After receiving the bracelet, we drop off our friend, with them having to seemingly run some mysterious errand before they meet up with us later. This gave us some time to just grab a few fares and get the feel of the city’s inhabitants. First there was a teenage socialite of some sorts, eerily forced into some sort of mechanical suit by their parents to supposedly assist them with their health until they can turn eighteen. At a recent police benefit, they showed that they don’t necessarily agree with their mom and straight up called the police officers there fascists, alongside some rather colorful language. This encounter nicely set the tone for the odd and intriguing future that lays ahead.

The fare after that, though, was one that was rather unplanned. When driving by what appears to be a small riot, a woman suddenly jumps in the back seat, telling us to just go. It turns out this is a member of a group that protests the recent issues caused by the self-driving cars in the area, so they decide boycott them and just use transport such as bicycles instead. Unfortunately, after being hit by one of these cars, it turns out that this group was more…radical than expected. They began to wail on the car, and our passenger, horrified, had to hitch a ride with us. But now they felt conflicted, since they had to take a cab despite being anti-automobile. We were able to reassure them that they did the right thing and they left peacefully.

Our final passenger was a nihilist, who had only three out of five stars for their rating as a passenger. They were rather skinny, pale and bald, like a stereotypical cultist, almost. In fact, during the ride, they basically discussed the end of the world and the bizarre forces that could destroy it. I chose to have Lina disagree with his beliefs, but be as sympathetic and open as possible. And the bastard gave us a three-star rating, to act as an example of nihilism, which is bad since like actual Lyft and Uber drivers, this affected our overall rating and we need to maintain a certain minimum in order to stay in business. In other words, you have to be careful when choosing passengers and how you treat them, being a bit strategic.

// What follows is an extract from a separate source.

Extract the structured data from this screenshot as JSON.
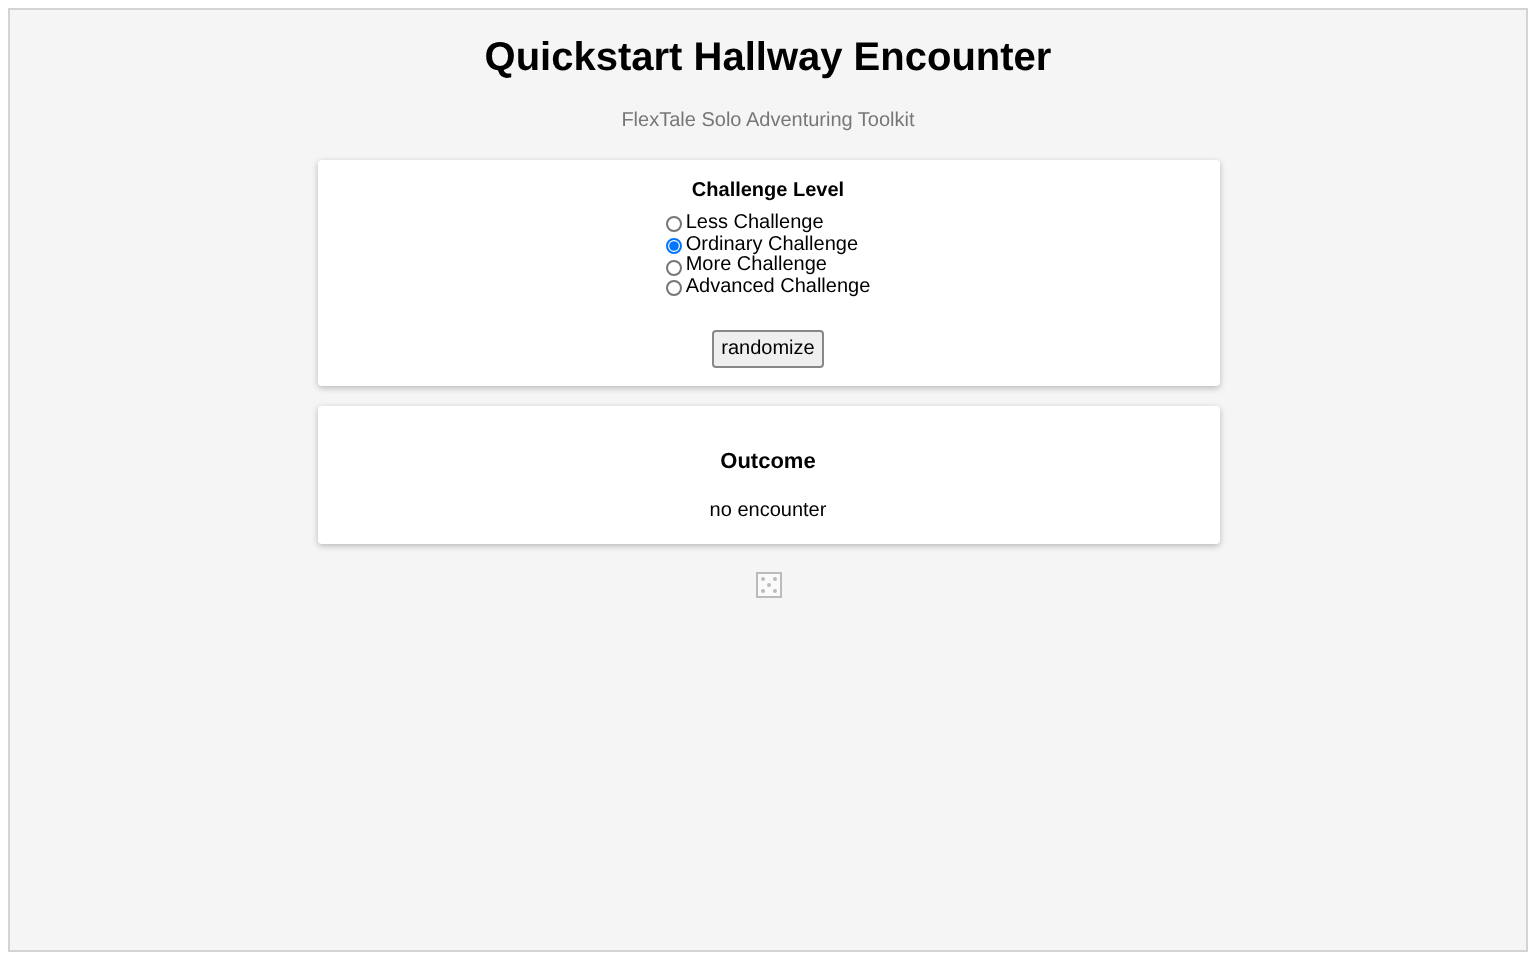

Right after that, though, Lina’s friend tried calling us, clearly panicked and in trouble, but the call got interrupted and ended abruptly. When Lina went to the location the call came from, all they found was a broken phone, thus properly kicking off the story. The demo ended there, so we didn’t get a big chance to see how Lina’s investigation into what happened will truly impact the core gameplay of riding around, talking to passengers and doing our job. Night Call, the other taxi-based adventure game with a similar premise out right now, is having some issues in that the vast majority of passengers you pick up have interesting tales, but only a small portion of them contribute details to the larger case. So it should be interest to see if Neo Cab can avoid this issue.

In the end, it became clear that Neo Cab’s strength easily lies in its varied and colorful cast of characters, sharp dialogue that come out of your discussions with them and an intriguing world that everything takes place in. Managing our emotional health is also a brilliant mechanic to add, and should make the parts where we gather intel more interesting, though we have yet to see how those portions go down. So far, though, Neo Cab is one impressive adventure game and we can’t wait to give it a further drive when it comes out later for the PC.